Contact:

Centre for Organismal Studies

Abteilung Tierphysiologie / Entwicklungsbiologie

Im Neuenheimer Feld 504

Tel: +49-(0)6221/54-6254

Fax:: +49-(0)6221/54-6162

e-Mail: rebecca.hellfeld@uni-heidelberg.de

 

 

 
 

 

Dissertation title:

Danio rerio as model system for teratogenicity testing.

Short description:

In recent years there has been an increasing interest in switching from the “black box” animal-test systems to alternatives. Since 1981 the Organisation of Economic Co-operation and Development (OECD) has been actively working towards increasing animal welfare and with the 2013 published OECD guideline 236 this quest has taken on new dimensions. This has led to a shift in the scientific community, which is now set on finding working alternatives such as human cell responses. With this in mind, the flagship programme EU-ToxRisk started in 2016, driving mechanism-based toxicology testing and risk assessment for the 21st century. Here, a consortium of 39 international partners are aiming to fundamentally change the concept of toxicology and the current tests used, hoping to develop animal-free chemical safety tests. The new methods used in this project will involve in silico, as well as in vitro tests with human relevance, aspiring to translate post-exposure molecular mechanisms into useful information for safety testing strategies. Among the cooperating partners are experts from field such as cell biology, -omics technologies, systems biology and computational modelling, in order to fully define the functional mechanisms between a given chemical substance and their toxic effects.

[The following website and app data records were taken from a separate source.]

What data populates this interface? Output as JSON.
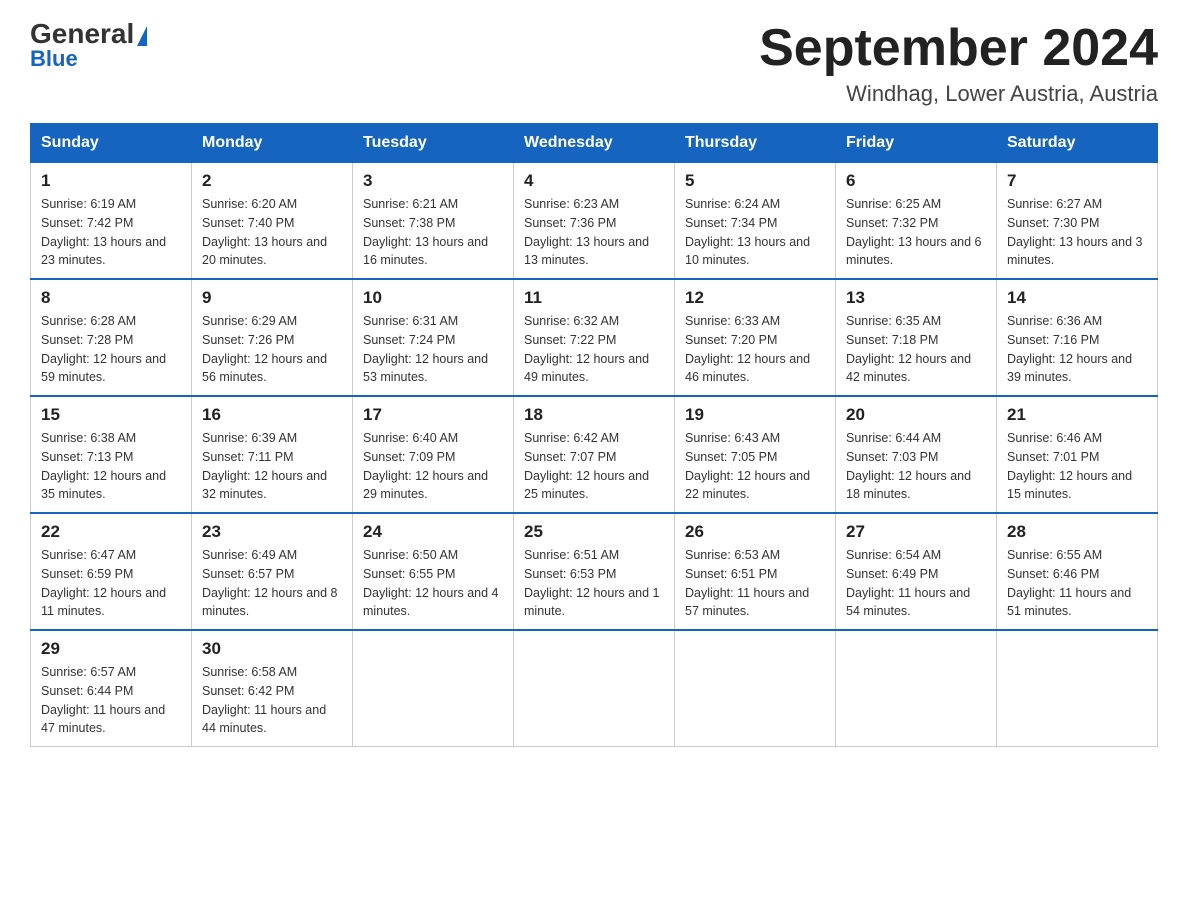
{
  "logo": {
    "general": "General",
    "blue": "Blue",
    "triangle": "▶"
  },
  "header": {
    "title": "September 2024",
    "subtitle": "Windhag, Lower Austria, Austria"
  },
  "weekdays": [
    "Sunday",
    "Monday",
    "Tuesday",
    "Wednesday",
    "Thursday",
    "Friday",
    "Saturday"
  ],
  "weeks": [
    [
      {
        "day": "1",
        "sunrise": "6:19 AM",
        "sunset": "7:42 PM",
        "daylight": "13 hours and 23 minutes."
      },
      {
        "day": "2",
        "sunrise": "6:20 AM",
        "sunset": "7:40 PM",
        "daylight": "13 hours and 20 minutes."
      },
      {
        "day": "3",
        "sunrise": "6:21 AM",
        "sunset": "7:38 PM",
        "daylight": "13 hours and 16 minutes."
      },
      {
        "day": "4",
        "sunrise": "6:23 AM",
        "sunset": "7:36 PM",
        "daylight": "13 hours and 13 minutes."
      },
      {
        "day": "5",
        "sunrise": "6:24 AM",
        "sunset": "7:34 PM",
        "daylight": "13 hours and 10 minutes."
      },
      {
        "day": "6",
        "sunrise": "6:25 AM",
        "sunset": "7:32 PM",
        "daylight": "13 hours and 6 minutes."
      },
      {
        "day": "7",
        "sunrise": "6:27 AM",
        "sunset": "7:30 PM",
        "daylight": "13 hours and 3 minutes."
      }
    ],
    [
      {
        "day": "8",
        "sunrise": "6:28 AM",
        "sunset": "7:28 PM",
        "daylight": "12 hours and 59 minutes."
      },
      {
        "day": "9",
        "sunrise": "6:29 AM",
        "sunset": "7:26 PM",
        "daylight": "12 hours and 56 minutes."
      },
      {
        "day": "10",
        "sunrise": "6:31 AM",
        "sunset": "7:24 PM",
        "daylight": "12 hours and 53 minutes."
      },
      {
        "day": "11",
        "sunrise": "6:32 AM",
        "sunset": "7:22 PM",
        "daylight": "12 hours and 49 minutes."
      },
      {
        "day": "12",
        "sunrise": "6:33 AM",
        "sunset": "7:20 PM",
        "daylight": "12 hours and 46 minutes."
      },
      {
        "day": "13",
        "sunrise": "6:35 AM",
        "sunset": "7:18 PM",
        "daylight": "12 hours and 42 minutes."
      },
      {
        "day": "14",
        "sunrise": "6:36 AM",
        "sunset": "7:16 PM",
        "daylight": "12 hours and 39 minutes."
      }
    ],
    [
      {
        "day": "15",
        "sunrise": "6:38 AM",
        "sunset": "7:13 PM",
        "daylight": "12 hours and 35 minutes."
      },
      {
        "day": "16",
        "sunrise": "6:39 AM",
        "sunset": "7:11 PM",
        "daylight": "12 hours and 32 minutes."
      },
      {
        "day": "17",
        "sunrise": "6:40 AM",
        "sunset": "7:09 PM",
        "daylight": "12 hours and 29 minutes."
      },
      {
        "day": "18",
        "sunrise": "6:42 AM",
        "sunset": "7:07 PM",
        "daylight": "12 hours and 25 minutes."
      },
      {
        "day": "19",
        "sunrise": "6:43 AM",
        "sunset": "7:05 PM",
        "daylight": "12 hours and 22 minutes."
      },
      {
        "day": "20",
        "sunrise": "6:44 AM",
        "sunset": "7:03 PM",
        "daylight": "12 hours and 18 minutes."
      },
      {
        "day": "21",
        "sunrise": "6:46 AM",
        "sunset": "7:01 PM",
        "daylight": "12 hours and 15 minutes."
      }
    ],
    [
      {
        "day": "22",
        "sunrise": "6:47 AM",
        "sunset": "6:59 PM",
        "daylight": "12 hours and 11 minutes."
      },
      {
        "day": "23",
        "sunrise": "6:49 AM",
        "sunset": "6:57 PM",
        "daylight": "12 hours and 8 minutes."
      },
      {
        "day": "24",
        "sunrise": "6:50 AM",
        "sunset": "6:55 PM",
        "daylight": "12 hours and 4 minutes."
      },
      {
        "day": "25",
        "sunrise": "6:51 AM",
        "sunset": "6:53 PM",
        "daylight": "12 hours and 1 minute."
      },
      {
        "day": "26",
        "sunrise": "6:53 AM",
        "sunset": "6:51 PM",
        "daylight": "11 hours and 57 minutes."
      },
      {
        "day": "27",
        "sunrise": "6:54 AM",
        "sunset": "6:49 PM",
        "daylight": "11 hours and 54 minutes."
      },
      {
        "day": "28",
        "sunrise": "6:55 AM",
        "sunset": "6:46 PM",
        "daylight": "11 hours and 51 minutes."
      }
    ],
    [
      {
        "day": "29",
        "sunrise": "6:57 AM",
        "sunset": "6:44 PM",
        "daylight": "11 hours and 47 minutes."
      },
      {
        "day": "30",
        "sunrise": "6:58 AM",
        "sunset": "6:42 PM",
        "daylight": "11 hours and 44 minutes."
      },
      null,
      null,
      null,
      null,
      null
    ]
  ]
}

My research in this project focusses on the various possible toxic effects compounds such as valproic acid (anti-epileptic), carbaryl (pesticide), and triphenylphosphate (flame retardant), as well as more well-known compounds like ibuprofen and paracetamol, among others, on zebrafish larvae (Danio rerio) using the classical fish embryo test. These compounds were selected due to the growing indicators that they may be neurotoxic, making it vital to understand their mechanisms and threats. Moreover, the fact that water-soluble compounds have very diverse effects on organisms makes it even more necessary to address their impacts and select modes of action, which are then used to create extrapolation schemes to support risk assessment and ecotoxicological research. Zebrafish embryo tests have been conducted in the past and have shown a great insight into the understanding the mechanisms of toxicology and organism processes after exposure. The zebrafish system has been found to show very similar responses to chemical exposure as humans, making them great model organisms to work with when assessing toxicological and hazardous effects on the health status of humans.